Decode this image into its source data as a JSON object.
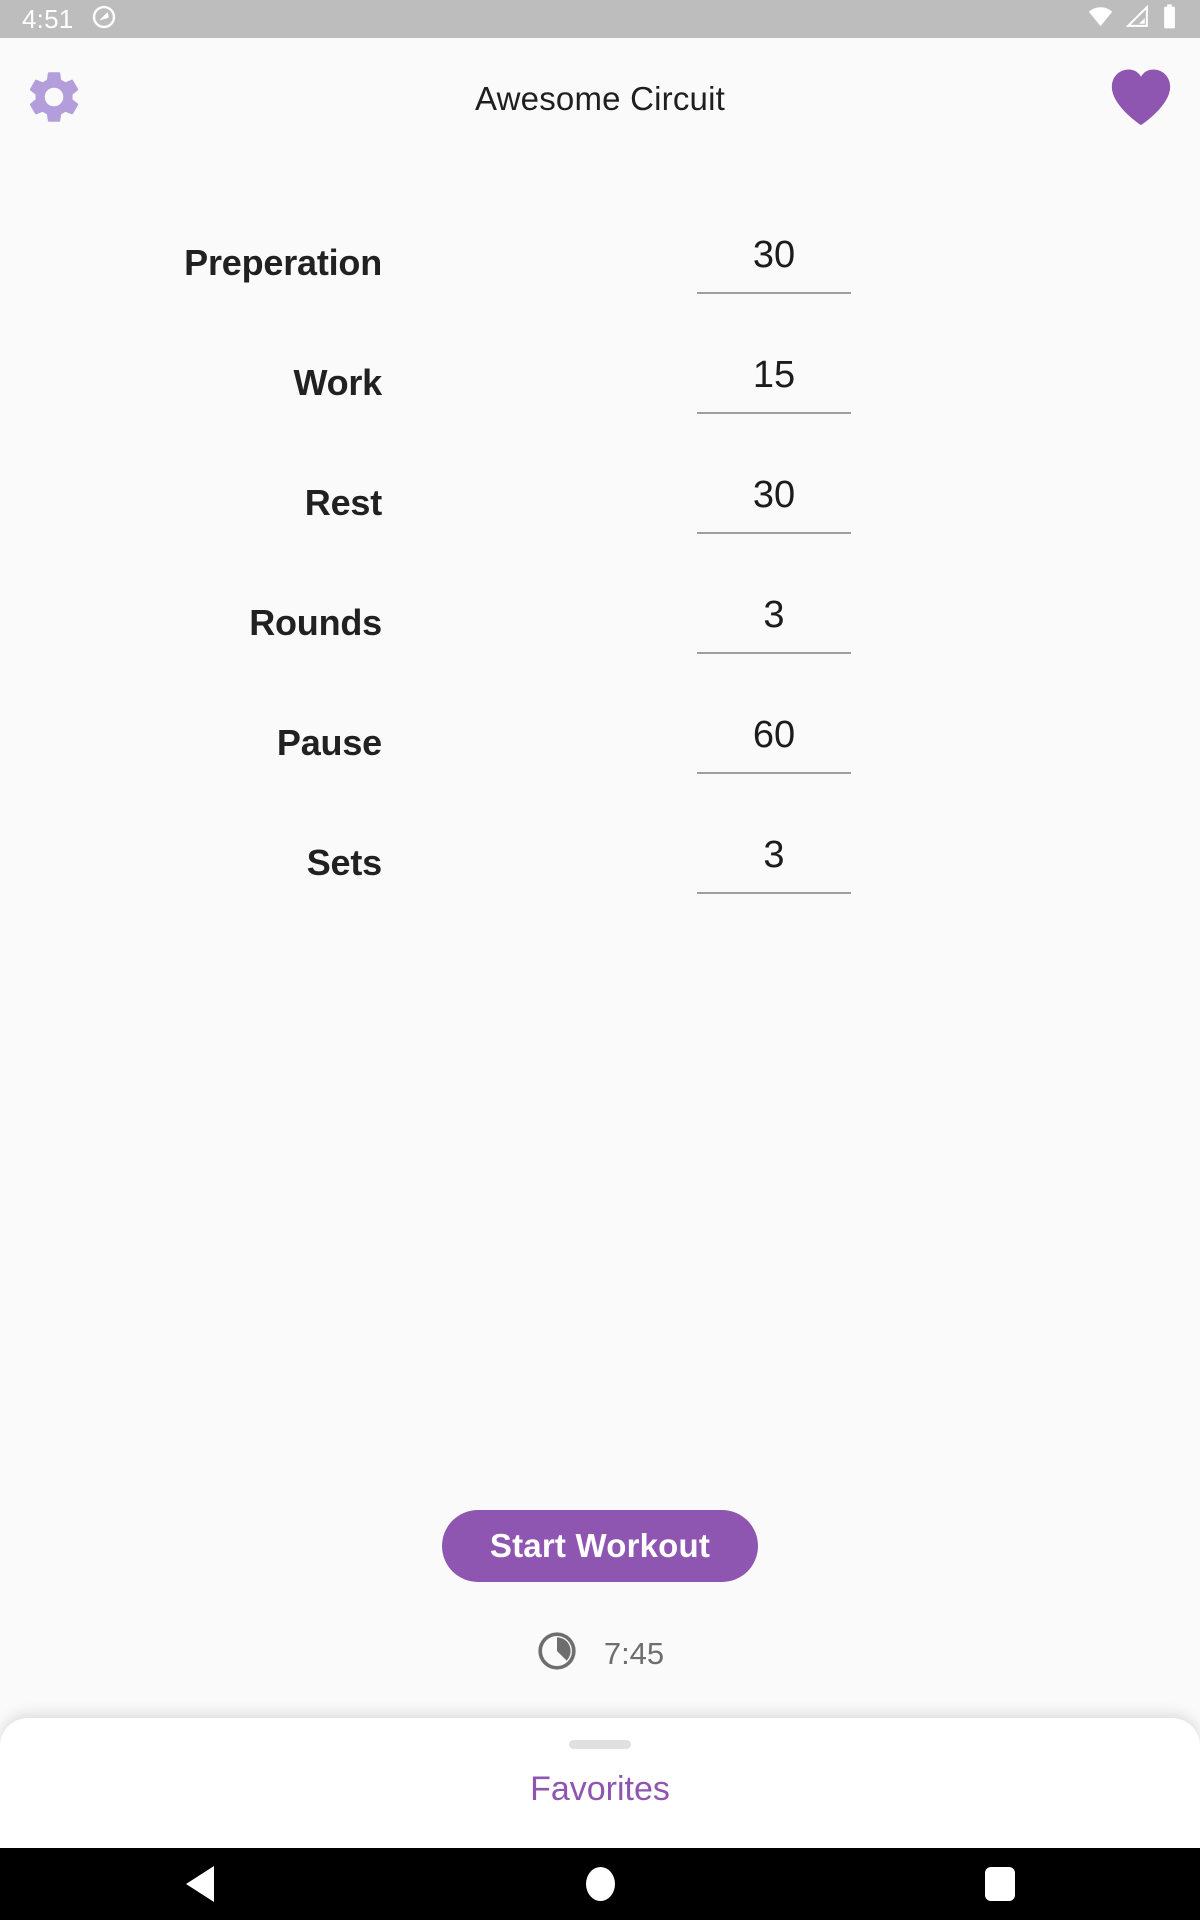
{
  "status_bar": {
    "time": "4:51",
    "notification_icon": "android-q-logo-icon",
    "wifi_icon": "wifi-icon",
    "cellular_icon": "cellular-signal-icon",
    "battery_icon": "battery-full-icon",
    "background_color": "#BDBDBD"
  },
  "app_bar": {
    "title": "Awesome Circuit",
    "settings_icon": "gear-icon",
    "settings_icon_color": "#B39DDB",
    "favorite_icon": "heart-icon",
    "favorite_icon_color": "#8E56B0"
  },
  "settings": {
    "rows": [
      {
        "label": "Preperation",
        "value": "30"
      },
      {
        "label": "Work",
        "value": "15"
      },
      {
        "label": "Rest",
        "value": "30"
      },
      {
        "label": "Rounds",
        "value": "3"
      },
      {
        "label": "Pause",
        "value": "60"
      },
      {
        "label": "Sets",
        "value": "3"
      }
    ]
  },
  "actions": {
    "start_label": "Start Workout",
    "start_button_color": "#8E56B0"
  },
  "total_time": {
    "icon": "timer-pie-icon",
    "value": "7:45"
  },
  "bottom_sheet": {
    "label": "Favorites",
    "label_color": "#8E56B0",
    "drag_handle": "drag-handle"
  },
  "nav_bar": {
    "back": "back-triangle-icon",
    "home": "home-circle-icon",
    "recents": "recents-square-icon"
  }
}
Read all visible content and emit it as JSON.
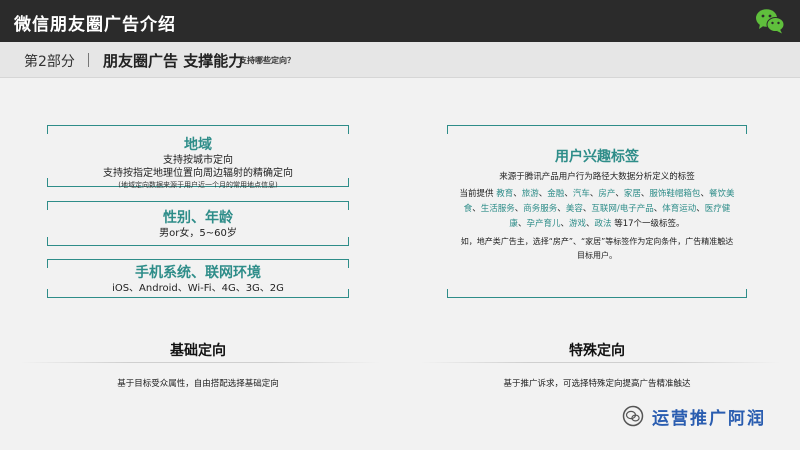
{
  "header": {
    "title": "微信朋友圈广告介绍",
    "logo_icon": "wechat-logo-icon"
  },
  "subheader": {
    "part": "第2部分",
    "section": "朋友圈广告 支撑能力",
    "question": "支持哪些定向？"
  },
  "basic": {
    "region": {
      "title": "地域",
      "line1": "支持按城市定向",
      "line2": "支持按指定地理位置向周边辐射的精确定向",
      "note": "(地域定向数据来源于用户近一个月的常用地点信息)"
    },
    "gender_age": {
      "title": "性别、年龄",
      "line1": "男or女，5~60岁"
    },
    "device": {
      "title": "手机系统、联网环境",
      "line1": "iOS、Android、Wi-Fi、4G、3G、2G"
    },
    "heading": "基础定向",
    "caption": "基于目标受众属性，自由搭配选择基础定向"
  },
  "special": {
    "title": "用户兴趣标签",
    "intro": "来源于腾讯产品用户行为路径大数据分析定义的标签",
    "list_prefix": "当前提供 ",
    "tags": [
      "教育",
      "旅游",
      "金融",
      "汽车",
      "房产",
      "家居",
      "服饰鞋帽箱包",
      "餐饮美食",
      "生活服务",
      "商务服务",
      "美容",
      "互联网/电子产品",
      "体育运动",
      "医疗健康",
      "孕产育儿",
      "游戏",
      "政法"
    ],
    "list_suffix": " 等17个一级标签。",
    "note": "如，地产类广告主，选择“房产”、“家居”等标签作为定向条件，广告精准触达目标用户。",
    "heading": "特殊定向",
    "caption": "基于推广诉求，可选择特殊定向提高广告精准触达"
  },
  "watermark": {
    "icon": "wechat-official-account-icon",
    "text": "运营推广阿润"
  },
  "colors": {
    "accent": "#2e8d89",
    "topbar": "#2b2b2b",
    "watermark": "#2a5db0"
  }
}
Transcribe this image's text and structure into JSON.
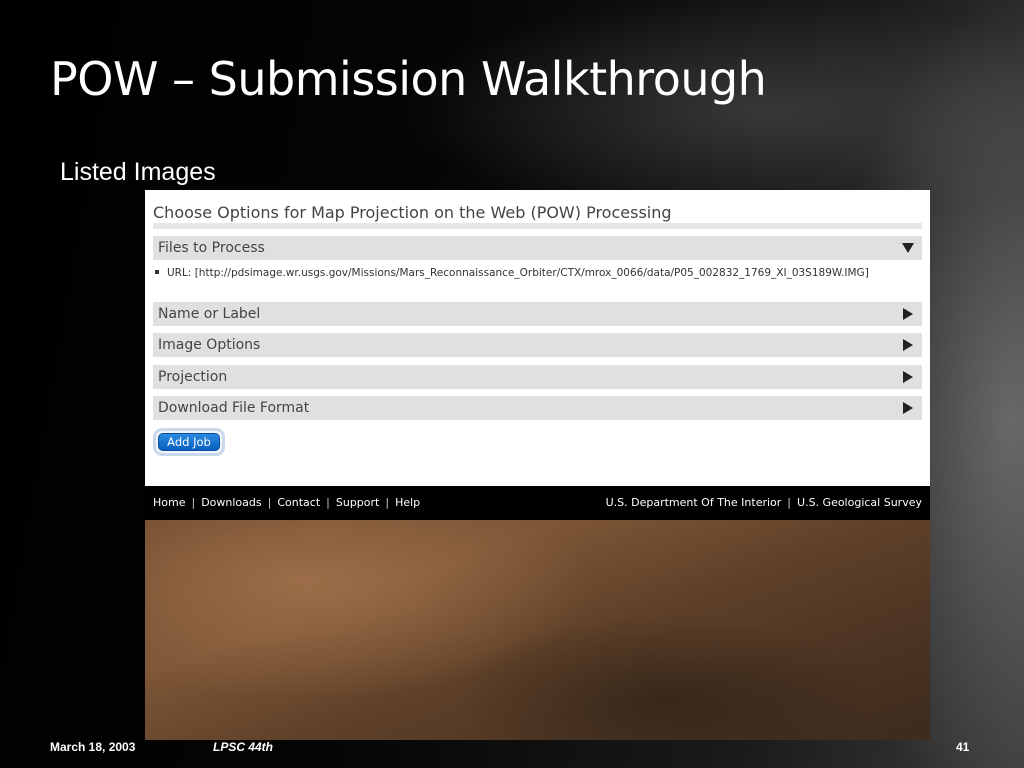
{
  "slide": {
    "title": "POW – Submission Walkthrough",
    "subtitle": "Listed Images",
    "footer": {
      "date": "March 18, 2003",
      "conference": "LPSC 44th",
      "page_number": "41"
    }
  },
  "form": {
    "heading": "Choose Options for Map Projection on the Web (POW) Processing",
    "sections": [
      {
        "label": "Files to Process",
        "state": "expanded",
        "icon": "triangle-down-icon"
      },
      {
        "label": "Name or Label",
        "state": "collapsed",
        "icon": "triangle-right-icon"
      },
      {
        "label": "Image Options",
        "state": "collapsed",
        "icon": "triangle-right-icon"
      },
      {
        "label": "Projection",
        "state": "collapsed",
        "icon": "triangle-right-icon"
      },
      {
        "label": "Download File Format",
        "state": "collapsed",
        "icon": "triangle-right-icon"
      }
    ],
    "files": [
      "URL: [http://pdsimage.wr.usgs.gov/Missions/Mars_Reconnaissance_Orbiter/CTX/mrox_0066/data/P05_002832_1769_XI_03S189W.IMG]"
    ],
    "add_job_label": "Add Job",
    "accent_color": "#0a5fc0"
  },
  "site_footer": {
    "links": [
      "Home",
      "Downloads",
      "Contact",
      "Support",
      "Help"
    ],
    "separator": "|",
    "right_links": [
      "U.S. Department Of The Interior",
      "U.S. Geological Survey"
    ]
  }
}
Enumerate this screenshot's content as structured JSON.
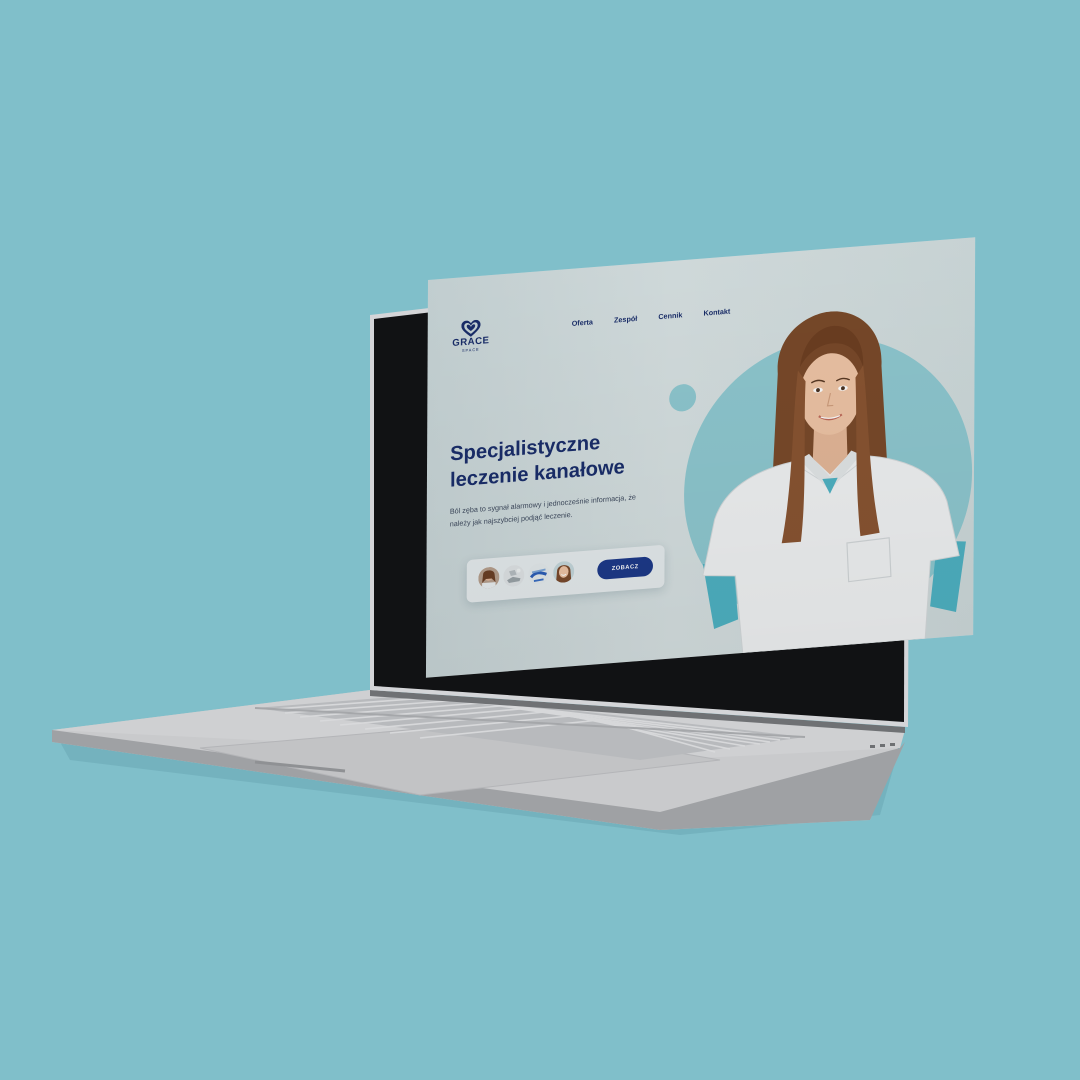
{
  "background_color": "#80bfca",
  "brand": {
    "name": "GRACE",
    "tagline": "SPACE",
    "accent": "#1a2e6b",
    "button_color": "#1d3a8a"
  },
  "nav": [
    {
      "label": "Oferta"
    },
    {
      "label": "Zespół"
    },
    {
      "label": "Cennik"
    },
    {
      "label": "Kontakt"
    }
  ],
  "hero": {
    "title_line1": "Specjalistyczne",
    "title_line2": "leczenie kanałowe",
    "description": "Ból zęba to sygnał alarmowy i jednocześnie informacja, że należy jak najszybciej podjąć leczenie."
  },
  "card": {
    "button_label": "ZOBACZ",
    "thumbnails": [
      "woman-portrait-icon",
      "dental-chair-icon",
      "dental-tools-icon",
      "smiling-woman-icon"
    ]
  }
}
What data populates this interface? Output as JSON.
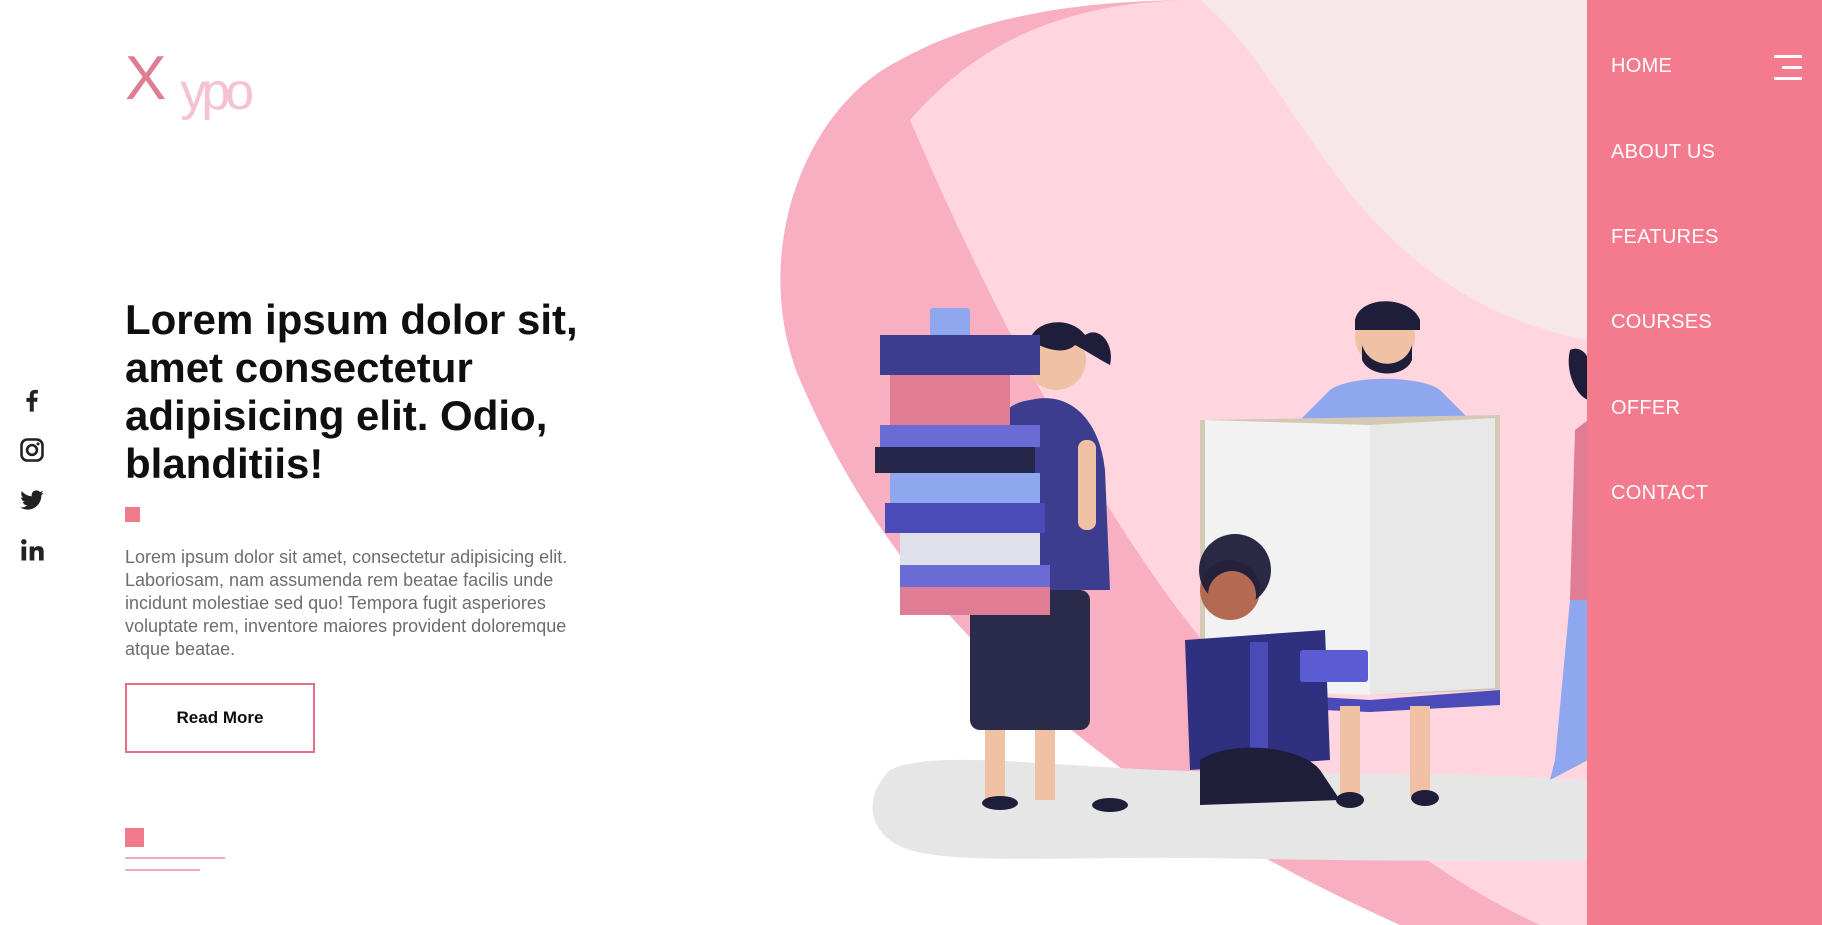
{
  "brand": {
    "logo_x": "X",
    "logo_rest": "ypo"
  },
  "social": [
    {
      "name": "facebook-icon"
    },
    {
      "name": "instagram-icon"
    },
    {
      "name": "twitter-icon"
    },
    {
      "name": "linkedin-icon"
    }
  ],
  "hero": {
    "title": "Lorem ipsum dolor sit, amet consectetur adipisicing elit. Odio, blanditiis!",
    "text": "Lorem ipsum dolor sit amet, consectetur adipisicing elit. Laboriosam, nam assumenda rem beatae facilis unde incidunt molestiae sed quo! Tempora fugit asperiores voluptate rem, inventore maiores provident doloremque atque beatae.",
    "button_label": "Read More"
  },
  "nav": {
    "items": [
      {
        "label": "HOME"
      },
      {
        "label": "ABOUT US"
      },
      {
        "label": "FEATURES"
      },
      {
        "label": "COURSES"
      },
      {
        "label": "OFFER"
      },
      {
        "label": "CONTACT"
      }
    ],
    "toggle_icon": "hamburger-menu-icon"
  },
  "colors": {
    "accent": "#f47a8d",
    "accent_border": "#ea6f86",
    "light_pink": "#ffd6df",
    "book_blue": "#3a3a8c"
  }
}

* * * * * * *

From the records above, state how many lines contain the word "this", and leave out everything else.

Expected answer:
4